━━━━━ Supplied information
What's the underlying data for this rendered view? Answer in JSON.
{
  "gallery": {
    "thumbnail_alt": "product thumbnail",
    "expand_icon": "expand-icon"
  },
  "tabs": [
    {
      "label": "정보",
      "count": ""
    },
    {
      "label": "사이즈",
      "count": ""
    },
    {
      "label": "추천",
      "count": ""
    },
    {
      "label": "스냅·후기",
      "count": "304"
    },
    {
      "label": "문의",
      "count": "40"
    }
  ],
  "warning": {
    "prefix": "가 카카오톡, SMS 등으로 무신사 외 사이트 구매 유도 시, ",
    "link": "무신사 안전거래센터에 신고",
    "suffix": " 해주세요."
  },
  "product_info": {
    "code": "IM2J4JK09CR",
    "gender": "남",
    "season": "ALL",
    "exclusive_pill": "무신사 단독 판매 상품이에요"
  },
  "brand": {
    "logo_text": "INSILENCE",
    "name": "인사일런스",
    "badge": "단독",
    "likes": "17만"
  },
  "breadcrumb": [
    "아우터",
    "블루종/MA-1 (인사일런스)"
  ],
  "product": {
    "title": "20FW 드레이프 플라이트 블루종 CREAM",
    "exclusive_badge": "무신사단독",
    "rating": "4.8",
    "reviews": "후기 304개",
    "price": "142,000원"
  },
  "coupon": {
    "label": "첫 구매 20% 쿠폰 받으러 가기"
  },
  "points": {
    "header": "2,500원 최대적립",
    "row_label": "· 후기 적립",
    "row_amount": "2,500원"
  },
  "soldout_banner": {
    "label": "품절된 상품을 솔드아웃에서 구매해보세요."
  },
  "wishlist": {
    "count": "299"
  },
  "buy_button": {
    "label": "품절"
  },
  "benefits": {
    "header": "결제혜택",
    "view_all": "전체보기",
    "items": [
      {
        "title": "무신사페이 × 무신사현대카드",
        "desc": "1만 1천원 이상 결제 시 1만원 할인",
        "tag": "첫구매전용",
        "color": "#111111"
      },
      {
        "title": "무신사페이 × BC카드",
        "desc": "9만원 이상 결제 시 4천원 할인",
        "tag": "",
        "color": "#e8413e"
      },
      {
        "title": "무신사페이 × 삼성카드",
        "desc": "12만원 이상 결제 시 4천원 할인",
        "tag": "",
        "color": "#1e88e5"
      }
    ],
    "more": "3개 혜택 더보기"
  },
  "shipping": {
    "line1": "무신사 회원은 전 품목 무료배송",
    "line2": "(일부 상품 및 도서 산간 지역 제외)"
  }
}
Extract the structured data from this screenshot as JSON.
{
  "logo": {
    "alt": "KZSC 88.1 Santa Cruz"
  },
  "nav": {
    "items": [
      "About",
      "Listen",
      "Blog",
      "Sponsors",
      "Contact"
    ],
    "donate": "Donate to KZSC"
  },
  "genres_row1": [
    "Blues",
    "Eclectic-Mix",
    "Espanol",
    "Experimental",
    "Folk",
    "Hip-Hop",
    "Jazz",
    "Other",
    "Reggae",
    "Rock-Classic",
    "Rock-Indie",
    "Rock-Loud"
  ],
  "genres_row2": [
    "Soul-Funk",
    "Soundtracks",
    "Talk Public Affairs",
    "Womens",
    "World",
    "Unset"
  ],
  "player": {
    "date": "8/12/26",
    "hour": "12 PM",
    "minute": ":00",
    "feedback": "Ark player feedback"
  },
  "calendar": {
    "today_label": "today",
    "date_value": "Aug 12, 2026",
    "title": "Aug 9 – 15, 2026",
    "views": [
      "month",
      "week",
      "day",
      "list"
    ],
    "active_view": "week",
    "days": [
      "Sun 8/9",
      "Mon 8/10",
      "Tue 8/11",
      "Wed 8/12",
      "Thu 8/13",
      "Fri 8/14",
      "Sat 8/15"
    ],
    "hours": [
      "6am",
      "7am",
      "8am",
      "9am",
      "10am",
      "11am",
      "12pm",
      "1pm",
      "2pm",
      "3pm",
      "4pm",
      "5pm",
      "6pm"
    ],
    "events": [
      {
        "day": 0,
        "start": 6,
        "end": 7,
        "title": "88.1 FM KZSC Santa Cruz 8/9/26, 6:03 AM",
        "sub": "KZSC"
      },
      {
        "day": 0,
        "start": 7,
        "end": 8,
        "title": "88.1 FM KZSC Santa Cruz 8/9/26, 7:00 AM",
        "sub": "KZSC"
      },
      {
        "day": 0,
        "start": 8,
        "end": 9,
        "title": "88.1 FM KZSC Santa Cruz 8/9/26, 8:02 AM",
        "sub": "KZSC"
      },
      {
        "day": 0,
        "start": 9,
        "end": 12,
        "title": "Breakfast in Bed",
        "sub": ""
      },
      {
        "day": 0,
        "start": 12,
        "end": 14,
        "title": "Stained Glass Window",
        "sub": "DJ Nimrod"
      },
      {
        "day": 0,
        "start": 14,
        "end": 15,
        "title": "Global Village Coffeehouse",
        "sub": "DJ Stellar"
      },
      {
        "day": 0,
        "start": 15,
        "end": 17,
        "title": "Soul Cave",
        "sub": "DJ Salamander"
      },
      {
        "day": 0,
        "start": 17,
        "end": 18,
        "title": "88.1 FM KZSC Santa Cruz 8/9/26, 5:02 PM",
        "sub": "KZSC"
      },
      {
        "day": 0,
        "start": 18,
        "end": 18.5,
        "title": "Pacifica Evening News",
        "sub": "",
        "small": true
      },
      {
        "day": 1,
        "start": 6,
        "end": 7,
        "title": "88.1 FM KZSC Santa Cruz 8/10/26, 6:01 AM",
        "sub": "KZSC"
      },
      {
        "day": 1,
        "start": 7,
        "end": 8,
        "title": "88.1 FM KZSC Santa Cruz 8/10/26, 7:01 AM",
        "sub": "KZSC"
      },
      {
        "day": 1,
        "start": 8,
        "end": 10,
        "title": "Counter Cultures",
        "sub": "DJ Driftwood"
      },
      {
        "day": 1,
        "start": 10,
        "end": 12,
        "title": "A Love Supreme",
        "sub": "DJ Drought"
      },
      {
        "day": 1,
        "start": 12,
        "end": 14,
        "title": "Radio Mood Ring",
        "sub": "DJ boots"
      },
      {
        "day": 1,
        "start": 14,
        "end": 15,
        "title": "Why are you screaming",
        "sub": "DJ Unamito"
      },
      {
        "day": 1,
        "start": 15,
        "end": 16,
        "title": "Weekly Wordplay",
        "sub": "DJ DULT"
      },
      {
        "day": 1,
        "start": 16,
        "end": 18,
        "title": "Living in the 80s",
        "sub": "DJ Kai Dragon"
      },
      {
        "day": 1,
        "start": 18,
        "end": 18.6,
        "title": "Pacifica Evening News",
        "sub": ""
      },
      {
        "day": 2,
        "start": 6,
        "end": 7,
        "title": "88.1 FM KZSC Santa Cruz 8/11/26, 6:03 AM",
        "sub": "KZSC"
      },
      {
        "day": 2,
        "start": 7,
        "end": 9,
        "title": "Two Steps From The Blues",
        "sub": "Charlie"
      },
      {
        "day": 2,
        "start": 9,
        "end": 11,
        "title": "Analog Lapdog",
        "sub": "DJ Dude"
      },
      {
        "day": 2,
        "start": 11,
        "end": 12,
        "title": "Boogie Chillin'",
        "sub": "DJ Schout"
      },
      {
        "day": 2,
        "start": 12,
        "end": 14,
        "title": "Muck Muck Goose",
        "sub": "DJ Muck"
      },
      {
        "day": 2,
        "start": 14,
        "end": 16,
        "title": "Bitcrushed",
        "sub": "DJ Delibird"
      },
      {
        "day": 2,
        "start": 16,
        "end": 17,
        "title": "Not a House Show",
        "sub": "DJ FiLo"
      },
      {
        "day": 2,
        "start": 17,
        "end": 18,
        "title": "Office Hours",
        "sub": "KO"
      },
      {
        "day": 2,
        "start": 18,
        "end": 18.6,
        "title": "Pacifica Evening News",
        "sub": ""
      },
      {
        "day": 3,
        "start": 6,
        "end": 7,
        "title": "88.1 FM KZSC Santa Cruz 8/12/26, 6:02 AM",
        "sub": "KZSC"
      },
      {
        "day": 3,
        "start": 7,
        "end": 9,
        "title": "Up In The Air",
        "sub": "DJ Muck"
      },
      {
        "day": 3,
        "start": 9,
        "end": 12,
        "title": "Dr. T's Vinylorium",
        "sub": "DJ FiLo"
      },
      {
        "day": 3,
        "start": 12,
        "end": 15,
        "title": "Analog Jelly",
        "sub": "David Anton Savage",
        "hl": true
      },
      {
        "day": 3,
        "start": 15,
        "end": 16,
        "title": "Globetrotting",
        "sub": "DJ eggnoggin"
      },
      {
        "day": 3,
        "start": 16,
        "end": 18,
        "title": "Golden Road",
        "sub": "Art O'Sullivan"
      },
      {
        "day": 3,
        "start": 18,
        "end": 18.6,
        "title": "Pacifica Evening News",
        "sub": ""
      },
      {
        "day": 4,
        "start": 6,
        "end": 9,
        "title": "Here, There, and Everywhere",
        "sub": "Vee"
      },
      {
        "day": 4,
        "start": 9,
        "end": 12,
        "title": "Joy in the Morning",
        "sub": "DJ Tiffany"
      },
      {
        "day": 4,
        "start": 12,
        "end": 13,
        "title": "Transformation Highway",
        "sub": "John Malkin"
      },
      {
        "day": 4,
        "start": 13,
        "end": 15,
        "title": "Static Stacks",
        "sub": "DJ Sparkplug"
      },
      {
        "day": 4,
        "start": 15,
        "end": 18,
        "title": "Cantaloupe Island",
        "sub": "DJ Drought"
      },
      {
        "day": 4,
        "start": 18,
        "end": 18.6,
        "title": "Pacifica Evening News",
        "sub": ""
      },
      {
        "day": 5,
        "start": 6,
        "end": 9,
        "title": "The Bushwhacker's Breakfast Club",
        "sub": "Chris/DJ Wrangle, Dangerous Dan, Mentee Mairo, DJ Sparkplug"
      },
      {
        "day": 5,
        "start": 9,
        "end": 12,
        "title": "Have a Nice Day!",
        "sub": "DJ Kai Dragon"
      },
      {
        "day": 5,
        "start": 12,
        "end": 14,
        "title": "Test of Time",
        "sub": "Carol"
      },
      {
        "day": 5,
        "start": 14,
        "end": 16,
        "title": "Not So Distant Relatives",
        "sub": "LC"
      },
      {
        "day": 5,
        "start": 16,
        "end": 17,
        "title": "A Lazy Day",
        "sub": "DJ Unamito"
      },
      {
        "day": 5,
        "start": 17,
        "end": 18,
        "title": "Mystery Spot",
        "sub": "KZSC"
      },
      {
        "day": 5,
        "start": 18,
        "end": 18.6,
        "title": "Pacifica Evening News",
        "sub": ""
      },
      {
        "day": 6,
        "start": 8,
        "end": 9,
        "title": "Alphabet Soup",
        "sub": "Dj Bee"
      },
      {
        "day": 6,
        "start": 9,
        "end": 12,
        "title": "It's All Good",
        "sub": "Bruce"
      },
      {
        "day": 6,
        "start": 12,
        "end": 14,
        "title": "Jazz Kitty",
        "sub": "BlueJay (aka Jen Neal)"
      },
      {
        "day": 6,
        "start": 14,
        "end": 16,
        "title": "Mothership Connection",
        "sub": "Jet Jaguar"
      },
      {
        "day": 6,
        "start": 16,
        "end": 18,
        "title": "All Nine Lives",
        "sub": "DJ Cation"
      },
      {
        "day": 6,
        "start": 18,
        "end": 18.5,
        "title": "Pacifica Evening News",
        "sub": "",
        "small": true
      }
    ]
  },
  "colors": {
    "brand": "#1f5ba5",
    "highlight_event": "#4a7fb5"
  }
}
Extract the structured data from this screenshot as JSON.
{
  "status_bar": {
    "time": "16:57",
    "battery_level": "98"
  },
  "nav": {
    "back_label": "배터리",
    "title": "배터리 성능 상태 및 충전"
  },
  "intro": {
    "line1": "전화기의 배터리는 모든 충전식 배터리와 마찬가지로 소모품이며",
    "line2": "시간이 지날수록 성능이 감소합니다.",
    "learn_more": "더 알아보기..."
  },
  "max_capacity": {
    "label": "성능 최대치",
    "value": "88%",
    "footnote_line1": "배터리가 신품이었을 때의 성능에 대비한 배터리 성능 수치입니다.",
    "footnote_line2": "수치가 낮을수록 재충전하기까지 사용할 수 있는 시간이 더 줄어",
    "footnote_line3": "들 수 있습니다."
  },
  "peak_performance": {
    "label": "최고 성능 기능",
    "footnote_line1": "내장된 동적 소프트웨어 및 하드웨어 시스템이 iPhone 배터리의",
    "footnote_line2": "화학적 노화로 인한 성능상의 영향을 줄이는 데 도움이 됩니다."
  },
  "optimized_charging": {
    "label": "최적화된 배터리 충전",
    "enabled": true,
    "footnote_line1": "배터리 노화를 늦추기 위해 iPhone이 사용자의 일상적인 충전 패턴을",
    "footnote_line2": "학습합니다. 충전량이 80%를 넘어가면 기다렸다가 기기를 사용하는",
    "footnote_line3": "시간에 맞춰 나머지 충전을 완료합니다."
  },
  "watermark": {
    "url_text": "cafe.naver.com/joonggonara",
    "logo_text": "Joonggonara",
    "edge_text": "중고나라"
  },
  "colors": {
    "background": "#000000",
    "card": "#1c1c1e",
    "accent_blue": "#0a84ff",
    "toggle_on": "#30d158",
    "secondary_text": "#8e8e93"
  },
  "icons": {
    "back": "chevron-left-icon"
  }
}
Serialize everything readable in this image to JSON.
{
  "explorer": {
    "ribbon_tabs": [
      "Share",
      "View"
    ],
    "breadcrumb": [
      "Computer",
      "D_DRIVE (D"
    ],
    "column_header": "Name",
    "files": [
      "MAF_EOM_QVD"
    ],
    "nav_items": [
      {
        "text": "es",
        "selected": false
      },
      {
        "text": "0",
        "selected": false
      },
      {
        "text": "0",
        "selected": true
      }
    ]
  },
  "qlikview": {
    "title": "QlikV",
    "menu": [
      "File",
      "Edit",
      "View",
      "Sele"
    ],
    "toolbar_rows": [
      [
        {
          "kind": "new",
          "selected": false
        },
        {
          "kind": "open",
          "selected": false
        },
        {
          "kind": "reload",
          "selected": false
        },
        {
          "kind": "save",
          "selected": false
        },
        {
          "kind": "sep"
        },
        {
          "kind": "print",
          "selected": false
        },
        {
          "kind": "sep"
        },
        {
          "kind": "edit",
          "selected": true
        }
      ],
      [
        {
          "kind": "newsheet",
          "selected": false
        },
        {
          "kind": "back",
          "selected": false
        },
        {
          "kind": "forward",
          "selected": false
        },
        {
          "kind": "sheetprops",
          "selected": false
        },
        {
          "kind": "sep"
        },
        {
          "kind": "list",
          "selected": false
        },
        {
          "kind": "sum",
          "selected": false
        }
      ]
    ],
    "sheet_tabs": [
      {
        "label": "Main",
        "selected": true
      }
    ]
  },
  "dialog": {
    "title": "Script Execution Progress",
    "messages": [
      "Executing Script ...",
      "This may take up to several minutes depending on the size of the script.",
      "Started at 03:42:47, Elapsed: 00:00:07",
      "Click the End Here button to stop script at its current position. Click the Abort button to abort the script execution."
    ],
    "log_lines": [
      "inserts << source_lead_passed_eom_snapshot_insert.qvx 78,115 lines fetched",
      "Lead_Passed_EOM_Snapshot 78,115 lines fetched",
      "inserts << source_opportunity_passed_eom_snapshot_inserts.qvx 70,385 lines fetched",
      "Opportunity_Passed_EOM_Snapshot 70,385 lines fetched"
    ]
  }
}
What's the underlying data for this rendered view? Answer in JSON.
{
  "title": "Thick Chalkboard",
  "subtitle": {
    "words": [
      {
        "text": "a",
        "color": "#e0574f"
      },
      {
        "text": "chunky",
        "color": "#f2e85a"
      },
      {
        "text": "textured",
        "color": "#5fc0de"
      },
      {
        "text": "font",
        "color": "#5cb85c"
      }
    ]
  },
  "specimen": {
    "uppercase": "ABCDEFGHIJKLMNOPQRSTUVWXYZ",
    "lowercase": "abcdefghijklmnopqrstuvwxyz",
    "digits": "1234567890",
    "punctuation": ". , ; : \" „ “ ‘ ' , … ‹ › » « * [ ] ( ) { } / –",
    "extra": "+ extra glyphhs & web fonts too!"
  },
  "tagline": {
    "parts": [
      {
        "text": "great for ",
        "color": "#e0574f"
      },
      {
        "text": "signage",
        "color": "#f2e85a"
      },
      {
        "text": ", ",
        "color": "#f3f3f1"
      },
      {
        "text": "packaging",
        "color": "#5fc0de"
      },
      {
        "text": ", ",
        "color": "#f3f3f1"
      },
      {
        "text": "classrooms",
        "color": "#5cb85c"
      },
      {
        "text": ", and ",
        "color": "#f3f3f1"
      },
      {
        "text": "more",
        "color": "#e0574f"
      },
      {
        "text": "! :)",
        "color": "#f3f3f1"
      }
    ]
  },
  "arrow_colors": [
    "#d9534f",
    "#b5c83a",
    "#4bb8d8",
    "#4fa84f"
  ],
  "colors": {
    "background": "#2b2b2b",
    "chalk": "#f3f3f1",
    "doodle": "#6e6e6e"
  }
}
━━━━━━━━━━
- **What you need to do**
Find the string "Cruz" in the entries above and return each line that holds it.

- **Reply**
    "alt": "KZSC 88.1 Santa Cruz"
        "title": "88.1 FM KZSC Santa Cruz 8/9/26, 6:03 AM",
        "title": "88.1 FM KZSC Santa Cruz 8/9/26, 7:00 AM",
        "title": "88.1 FM KZSC Santa Cruz 8/9/26, 8:02 AM",
        "title": "88.1 FM KZSC Santa Cruz 8/9/26, 5:02 PM",
        "title": "88.1 FM KZSC Santa Cruz 8/10/26, 6:01 AM",
        "title": "88.1 FM KZSC Santa Cruz 8/10/26, 7:01 AM",
        "title": "88.1 FM KZSC Santa Cruz 8/11/26, 6:03 AM",
        "title": "88.1 FM KZSC Santa Cruz 8/12/26, 6:02 AM",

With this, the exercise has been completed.